* RECORD EXTRACTS *
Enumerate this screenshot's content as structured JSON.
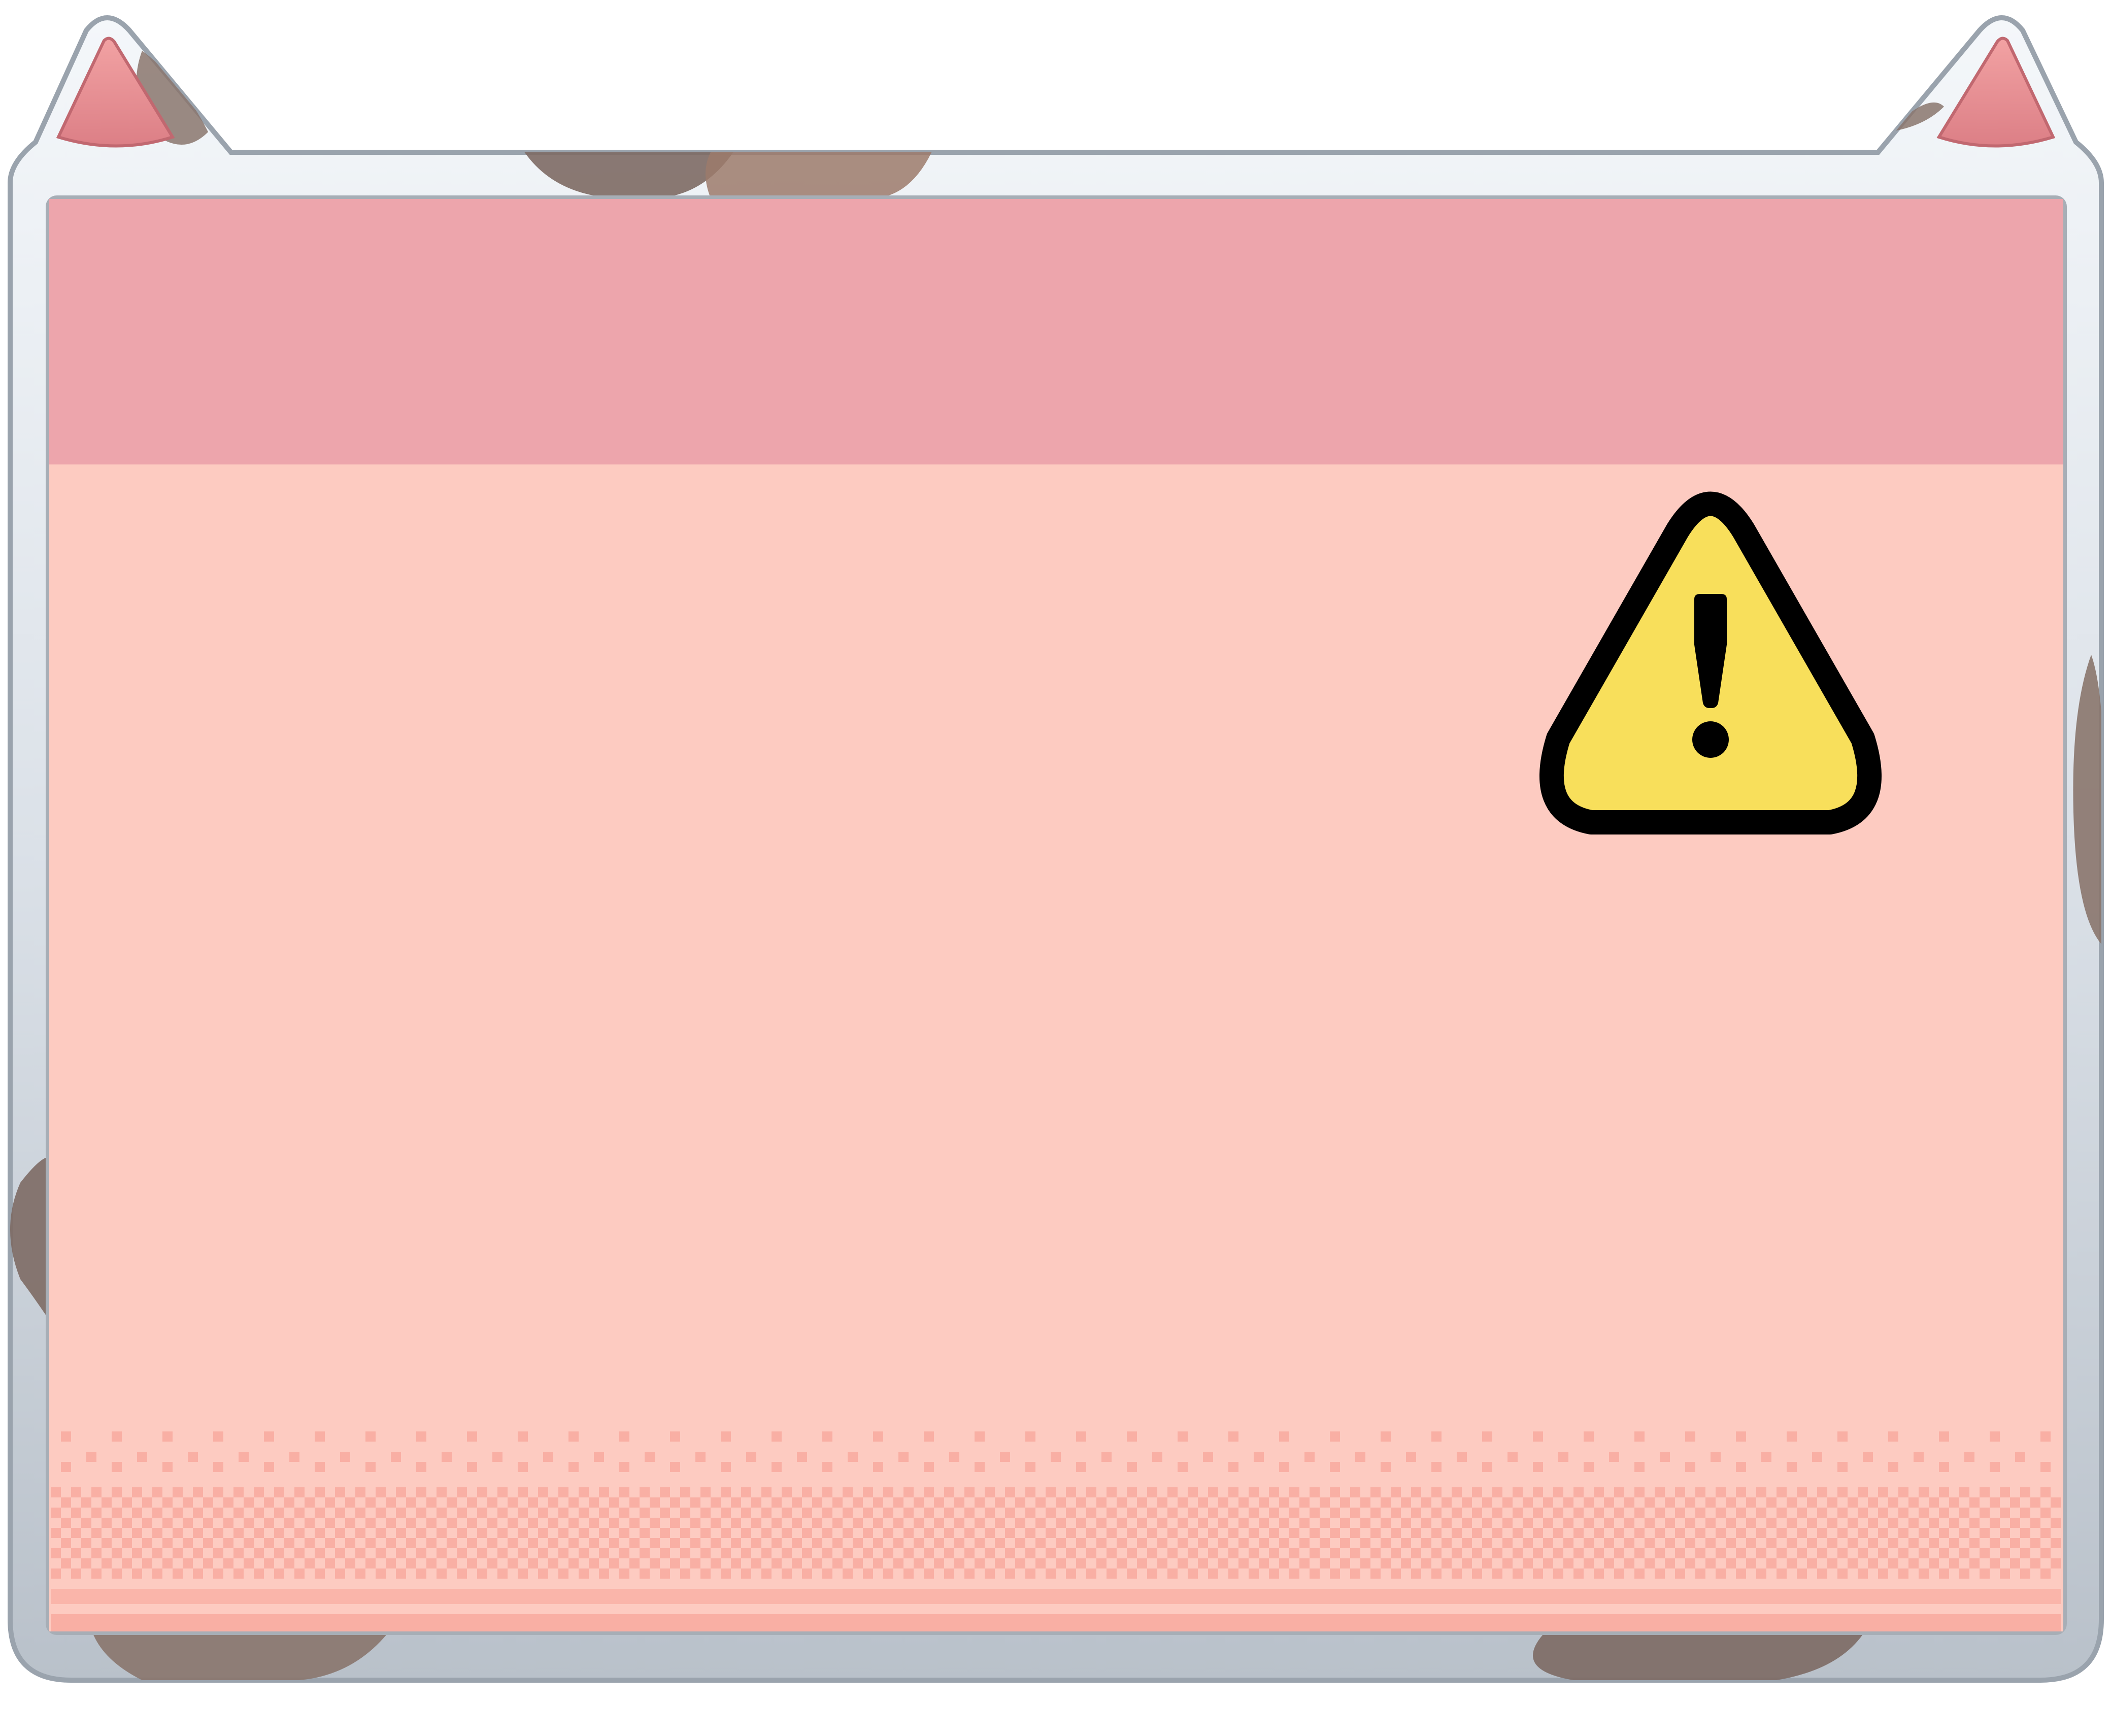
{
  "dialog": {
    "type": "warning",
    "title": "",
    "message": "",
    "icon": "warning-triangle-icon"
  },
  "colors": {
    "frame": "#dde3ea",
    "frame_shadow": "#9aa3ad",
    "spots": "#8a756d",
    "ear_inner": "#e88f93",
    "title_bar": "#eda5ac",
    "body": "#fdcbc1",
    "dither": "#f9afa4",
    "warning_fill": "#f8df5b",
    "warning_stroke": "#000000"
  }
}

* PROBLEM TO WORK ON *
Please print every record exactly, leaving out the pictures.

* TASK RESULT *
Enumerate this screenshot's content as structured JSON.
{
  "dialog": {
    "type": "warning",
    "title": "",
    "message": "",
    "icon": "warning-triangle-icon"
  },
  "colors": {
    "frame": "#dde3ea",
    "frame_shadow": "#9aa3ad",
    "spots": "#8a756d",
    "ear_inner": "#e88f93",
    "title_bar": "#eda5ac",
    "body": "#fdcbc1",
    "dither": "#f9afa4",
    "warning_fill": "#f8df5b",
    "warning_stroke": "#000000"
  }
}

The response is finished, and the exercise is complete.